- Perry, Thomas
University of Maine
- Seymour, Robert
University of Maine
- Wagner, Robert
University of Maine
As part of their mandate to report on the condition of Maine’s forests, the Maine Forest Service (MFS) commissioned the University of Maine to develop an approach for classifying harvests and assessing the resulting silvicultural outcome. The objective was to develop an approach and sampling method that was objective, scientifically based, consistent, and cost-effective. In addition to the silvicultural outcomes component, the MFS commissioned the Manomet Center for Conservation Sciences to develop a second module that could be used to assess the biodiversity impact associated with forest harvests. This Multi-Resource Harvest Assessment (MRHA) was designed as an add-on to the existing Regional Water Quality Best Management Practices Protocol currently used by the MFS to assess the water quality outcomes on recently harvested sites.

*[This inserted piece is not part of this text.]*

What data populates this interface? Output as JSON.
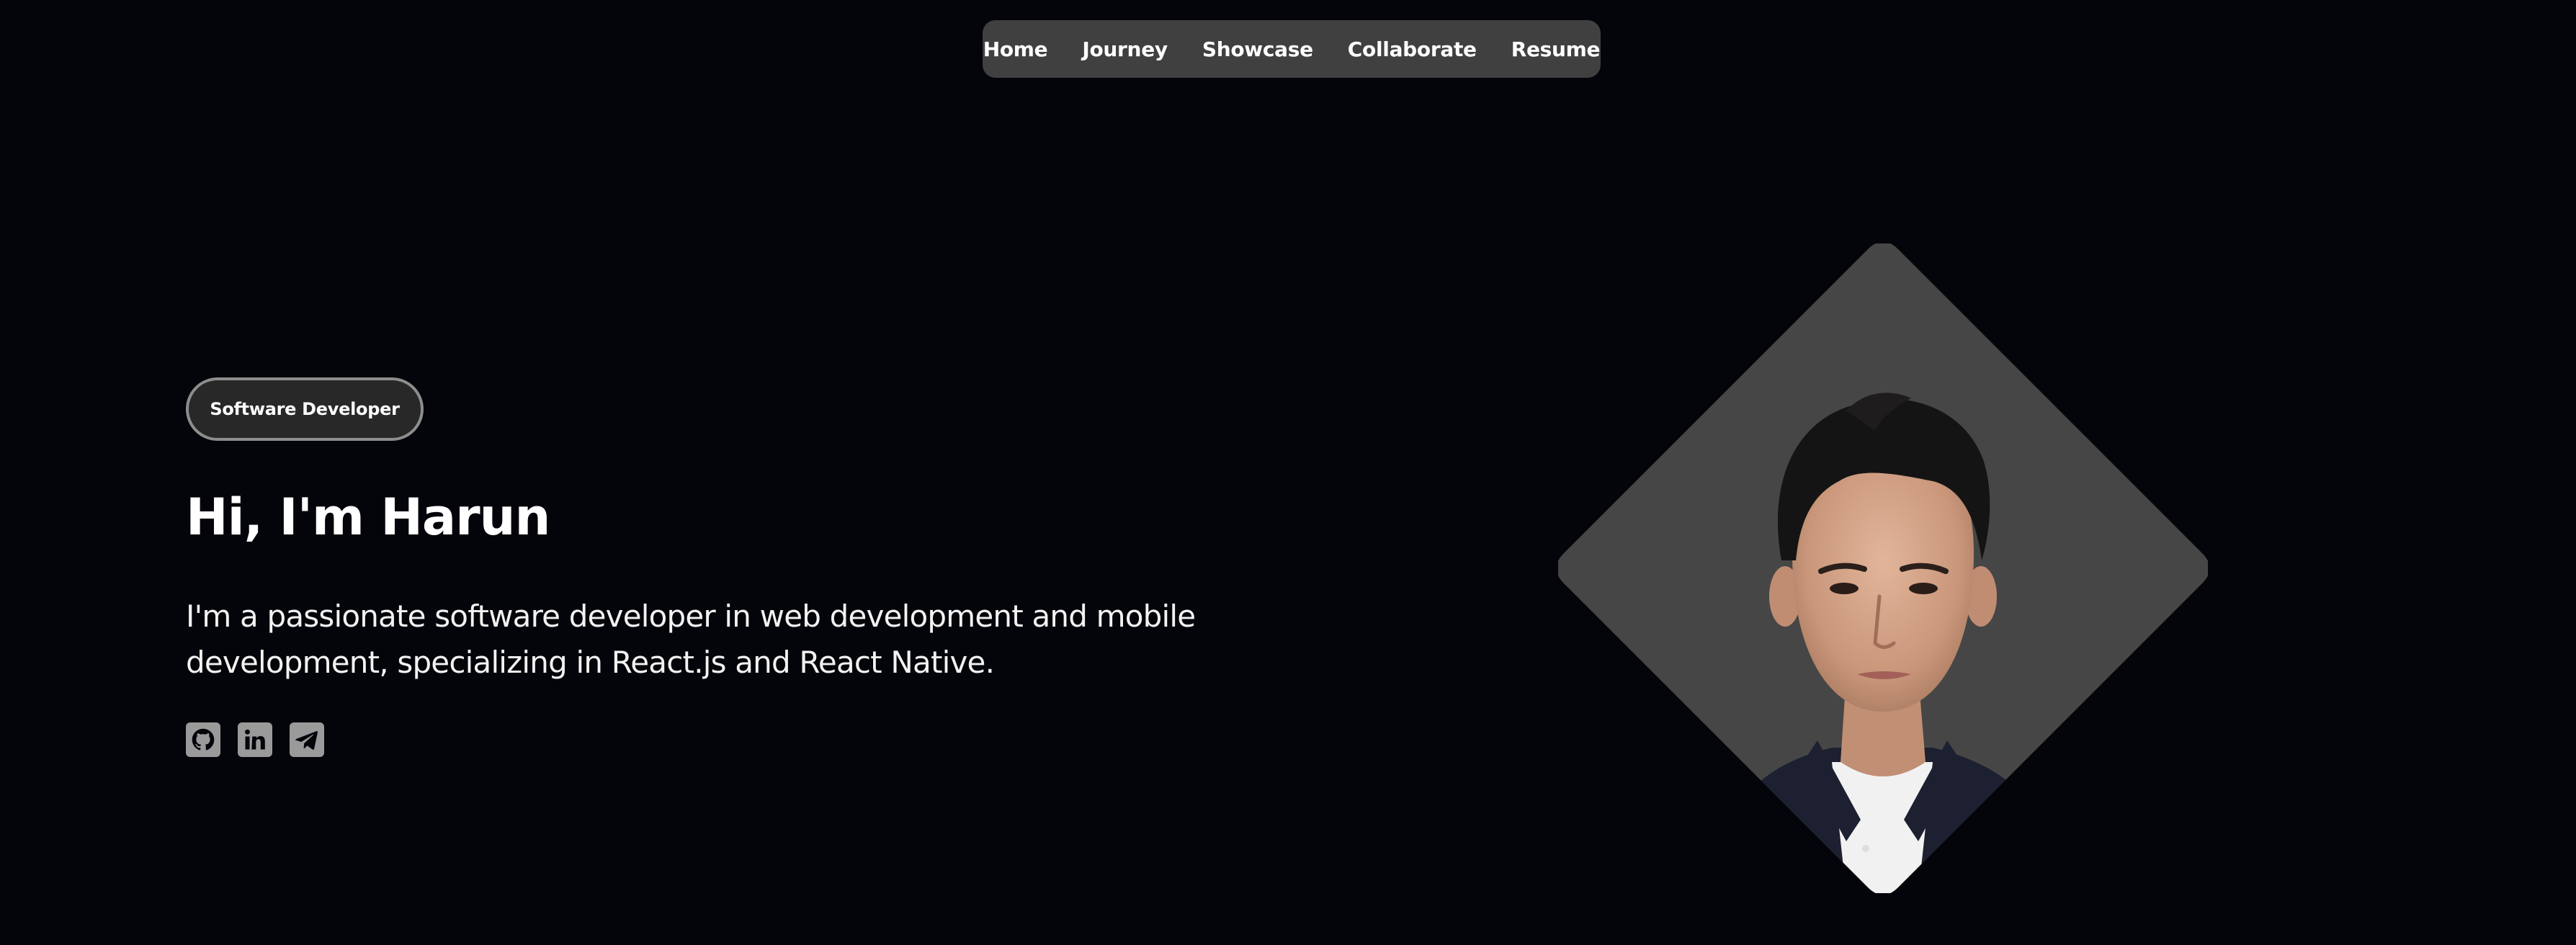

The MRHA relies on the Forest Harvest Classification System developed by a Maine Society of American Foresters Task Force (Wagner et al. 2007). This system classifies a recent harvest based on the residual basal area of a harvested stand and the proportion of the original stand that was removed by the harvest. Five residual basal area classes (A to E) based on increments of 30 square feet are combined with five classes of removal intensity (1 to 5) based on the percentage (approximately 20% classes) of the pre-harvest stand basal area that was removed. Basal area measurements of the residual stand and stumps are used to determine the harvest classification for a specific site. For example, a clearcut would be classified as an E5 while 50% basal area removal of a stand with a pre-harvest basal area of 100 square feet would be classified as a B3. Since the basal area of the residual stand (or overstory) remaining after harvest determines how much light and other environmental resources are available to the understory to stimulate regeneration, it is possible to estimate the likely silvicultural outcome of the harvest. Depending on the degree of overstory removal and stocking of advanced regeneration surviving a harvest operation, there are three possible silvicultural outcomes from a harvest operation:
• Release – The harvest removed a sufficient amount of overstory to release abundant advance regeneration in the understory. Future development of the stand will be determined primarily by the released advance regeneration.
• Establishment - The harvest removed a sufficient amount of overstory to stimulate the establishment of a new cohort of tree seedlings and/or sprouts. Future development of the stand will be determined primarily by development of this new cohort of regeneration. Advance regeneration was not present in high enough density to meet minimum stocking standards at the time of harvest.
• Tending – Removal of the overstory was insufficient to release advance regeneration or promote establishment of new regeneration. Trees in the residual stand are likely to reoccupy most of the open canopy space created by the harvest and future development of the stand will determined primarily by trees in the residual stand.
Of course, a single harvest may produce various combinations of these three outcomes within a harvested stand. Thus the silvicultural outcome classification includes various combinations of the three (e.g., Release / Establishment).
It is important to recognize that the silvicultural outcome for purposes of the MRHA protocol is intended to provide an objective silvicultural description of the harvest. It is not intended to reflect the intention of the forester and/or logger that prescribed and/or implemented the harvest. The silvicultural outcome also is not intended to be used as a value judgment about what was created, nor whether the harvest was a success or failure (or “good” or “bad”) in achieving any particular stand management objective. The classification is intended to be used only an objective assessment of what the harvest did to the stand in a strict silvicultural or ecological sense, and to provide only a general indication of how the future stand may develop and what management options may become available to the landowner.
Since harvesting produces other potential conditions and/or risks to the stand, the MRHA protocol presented here also includes a classification of post-harvest stand characteristics. Measurements of the residual forest stand are used to assess current conditions of the stand and identify other important attributes. These assessments include: 1) susceptibility of the residual stand to windthrow, 2) damage to residual stems and regeneration, 3) future susceptibility of the stand to spruce budworm, 4) proportion of the harvested area occupied by trails, and 5) potential proliferation of American beech.
During the summer of 2007, fourteen recently harvested sites were randomly selected from across the state of Maine to test and refine the MRHA protocol. The sampling approach proved reliable under a wide range of harvested stand conditions.